Rector's Chronicle

A Message from the Rector
Saturday, May 30, 2020

My dear friends,

When we came to America three and a half years ago, people often asked me what I found different or surprising about being here. In truth, people seem to me to be very much the same the world over. There are cultural quirks and nuances for sure, but they are not necessarily that obvious – at least not in the way that language or accents are.

The one really significant thing I did not calculate on, though, was the extent to which race and racial division continue to be such a factor in American life. From across the other side of the Atlantic, the success of the civil rights movement and the legislation passed as a result of it seemed to be a resolution of the injustices of the past. From a distance, America seemed to be an amazing success story: People of many cultures and backgrounds coming from the world over, all glad to become American. The great “melting pot” was, in theory at least, the envy of the world. What I had not realized in coming here was the fact that many of the people I would meet and minister to lived through the civil rights movement and, for them, it remains a vivid and, in some cases, an overwhelming and defining reality.

The despicable deaths of George Floyd and Ahmaud Arbery, and the response to them are witness to the fact that my transatlantic vision of America missed a very great deal. This is not to say that race is not a significant factor in Great Britain and other parts of the world, but there is no question it is much more so in the minds of a large section of American society.

There are various things that hold societies together, but none more important than the compassionate rule of law applied equally and impartially to all – where the innocent and oppressed are protected, not victimized. If George Floyd and Ahmaud Arbery, and those responsible for their deaths are not treated exactly the same way as anyone else, then society can not cohere. The videos are horrendous. If the reality is as it appears in them, then justice has some serving to do for sure.

For us as Christians, we are held accountable to the promises we made or that were made on our behalf at Baptism:

Q. Will you strive for justice and peace among all people, and respect the dignity of every human being?
A. I will, with God's help.

Fundamentally, justice is not only a secular value. It is also a spiritual one. Justice for all: For those like us and those unlike us, for those who agree with us and for those who don’t, for George Floyd and Ahmaud Arbery, and yes, for those who killed them – justice based not on bias or partisan emotion, but on reason, scripture, faith, and the rule of law.

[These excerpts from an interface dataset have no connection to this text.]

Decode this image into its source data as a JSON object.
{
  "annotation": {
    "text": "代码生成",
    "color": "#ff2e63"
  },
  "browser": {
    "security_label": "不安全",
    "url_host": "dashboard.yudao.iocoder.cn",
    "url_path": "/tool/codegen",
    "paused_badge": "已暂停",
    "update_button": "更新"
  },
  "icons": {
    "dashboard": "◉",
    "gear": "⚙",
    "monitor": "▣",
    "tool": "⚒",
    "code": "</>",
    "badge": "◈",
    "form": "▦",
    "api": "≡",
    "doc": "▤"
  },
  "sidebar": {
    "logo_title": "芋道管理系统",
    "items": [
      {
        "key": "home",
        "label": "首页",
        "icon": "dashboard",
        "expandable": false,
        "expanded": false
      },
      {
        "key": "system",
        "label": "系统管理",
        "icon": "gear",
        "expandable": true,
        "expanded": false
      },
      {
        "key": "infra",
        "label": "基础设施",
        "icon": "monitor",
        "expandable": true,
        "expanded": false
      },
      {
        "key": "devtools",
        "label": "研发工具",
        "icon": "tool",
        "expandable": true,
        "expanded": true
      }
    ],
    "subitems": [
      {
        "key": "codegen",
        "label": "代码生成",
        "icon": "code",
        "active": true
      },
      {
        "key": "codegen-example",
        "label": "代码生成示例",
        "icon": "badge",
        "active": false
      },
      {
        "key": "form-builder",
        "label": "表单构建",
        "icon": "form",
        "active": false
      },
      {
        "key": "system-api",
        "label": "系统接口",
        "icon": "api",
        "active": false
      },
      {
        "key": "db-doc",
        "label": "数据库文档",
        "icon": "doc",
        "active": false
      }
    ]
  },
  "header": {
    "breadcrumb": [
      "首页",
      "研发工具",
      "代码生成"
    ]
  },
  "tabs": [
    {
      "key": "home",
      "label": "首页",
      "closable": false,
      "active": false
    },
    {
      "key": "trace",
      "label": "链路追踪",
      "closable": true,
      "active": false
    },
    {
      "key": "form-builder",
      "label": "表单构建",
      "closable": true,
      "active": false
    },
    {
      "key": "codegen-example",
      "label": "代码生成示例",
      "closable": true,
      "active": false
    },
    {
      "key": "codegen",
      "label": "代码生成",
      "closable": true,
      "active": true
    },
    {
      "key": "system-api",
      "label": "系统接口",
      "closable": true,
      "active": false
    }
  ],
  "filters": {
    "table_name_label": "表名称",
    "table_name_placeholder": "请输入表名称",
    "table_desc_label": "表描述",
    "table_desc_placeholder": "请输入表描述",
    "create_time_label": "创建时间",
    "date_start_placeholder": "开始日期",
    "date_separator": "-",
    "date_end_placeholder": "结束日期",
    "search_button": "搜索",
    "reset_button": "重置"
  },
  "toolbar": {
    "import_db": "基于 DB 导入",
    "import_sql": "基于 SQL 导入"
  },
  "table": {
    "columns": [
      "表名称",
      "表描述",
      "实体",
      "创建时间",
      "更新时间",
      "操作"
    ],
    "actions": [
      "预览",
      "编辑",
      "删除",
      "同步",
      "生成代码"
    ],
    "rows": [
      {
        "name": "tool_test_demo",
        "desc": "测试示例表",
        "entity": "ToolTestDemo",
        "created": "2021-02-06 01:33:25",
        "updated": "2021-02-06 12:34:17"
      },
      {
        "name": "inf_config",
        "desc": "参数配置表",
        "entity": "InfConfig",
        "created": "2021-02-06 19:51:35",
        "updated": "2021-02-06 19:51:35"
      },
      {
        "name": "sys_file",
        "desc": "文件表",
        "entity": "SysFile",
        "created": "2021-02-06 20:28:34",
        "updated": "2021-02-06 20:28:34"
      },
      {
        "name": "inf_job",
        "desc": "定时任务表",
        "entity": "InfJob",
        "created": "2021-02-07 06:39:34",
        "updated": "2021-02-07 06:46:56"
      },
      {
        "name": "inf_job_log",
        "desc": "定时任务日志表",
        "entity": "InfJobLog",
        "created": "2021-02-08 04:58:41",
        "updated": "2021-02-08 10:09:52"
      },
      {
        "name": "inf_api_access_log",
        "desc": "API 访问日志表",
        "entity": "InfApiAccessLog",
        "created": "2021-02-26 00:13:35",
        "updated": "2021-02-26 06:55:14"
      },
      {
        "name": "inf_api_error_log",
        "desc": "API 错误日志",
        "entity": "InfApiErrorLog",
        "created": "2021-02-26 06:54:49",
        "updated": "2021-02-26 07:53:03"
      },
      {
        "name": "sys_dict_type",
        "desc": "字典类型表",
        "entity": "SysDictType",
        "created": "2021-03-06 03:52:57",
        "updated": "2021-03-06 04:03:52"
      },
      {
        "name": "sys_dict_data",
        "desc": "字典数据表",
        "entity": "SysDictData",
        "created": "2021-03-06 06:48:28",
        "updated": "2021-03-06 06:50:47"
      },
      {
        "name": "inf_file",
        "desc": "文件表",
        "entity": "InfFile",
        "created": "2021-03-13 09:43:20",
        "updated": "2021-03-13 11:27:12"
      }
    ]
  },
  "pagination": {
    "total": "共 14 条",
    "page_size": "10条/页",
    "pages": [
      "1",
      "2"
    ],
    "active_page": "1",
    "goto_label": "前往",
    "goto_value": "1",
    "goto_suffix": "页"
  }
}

When I was serving as a chaplain in the British Army, a terrible thing happened in Cyprus in 1994 near one of our bases there. Three soldiers from the First Battalion of the Royal Green Jackets brutally assaulted and killed a tour guide. The soldiers were tried and sentenced to life in prison, but to the Cypriot population, the Royal Green Jackets and all who wore that cap badge were guilty. Indeed, all British soldiers were. We could not go into the Cypriot towns for several years. The battalion could never serve in Cyprus again.

That is the way. Those who wear uniform represent more than themselves and, if they disgrace themselves, they disgrace all those who wear their cap badge. We perhaps should not attribute the appalling actions of a policeman or a person of one color or another to the rest, but it is hard for us not to. Whether one wears a uniform or not, as Christians, God calls us to work earnestly to ensure that the degenerate acts of a few – acts that deny others of the aforementioned “justice and peace” – not only are not tolerated or excused, but condemned and expunged. If one does not, then one’s Baptismal Covenant is not only hollow, but also disingenuous.

I pray that the fresh and glorious vision of what America could be, declared by the Reverend Dr. Martin Luther King, Jr. on the steps of the Lincoln Memorial, will one day come to truly be. A place where superficial differences of appearance and deeper differences of culture and belief do not prevent individuals from being treated equally under the law and with kindness and courtesy by all. Every day, each of us has a duty, before God and in their own way, to “strive for justice and peace among ALL people, and to respect the dignity of every human being” – and to accept the Lord’s help in so doing.

Every blessing,

Father Tim

The Reverend Timothy A. R. Cole, Rector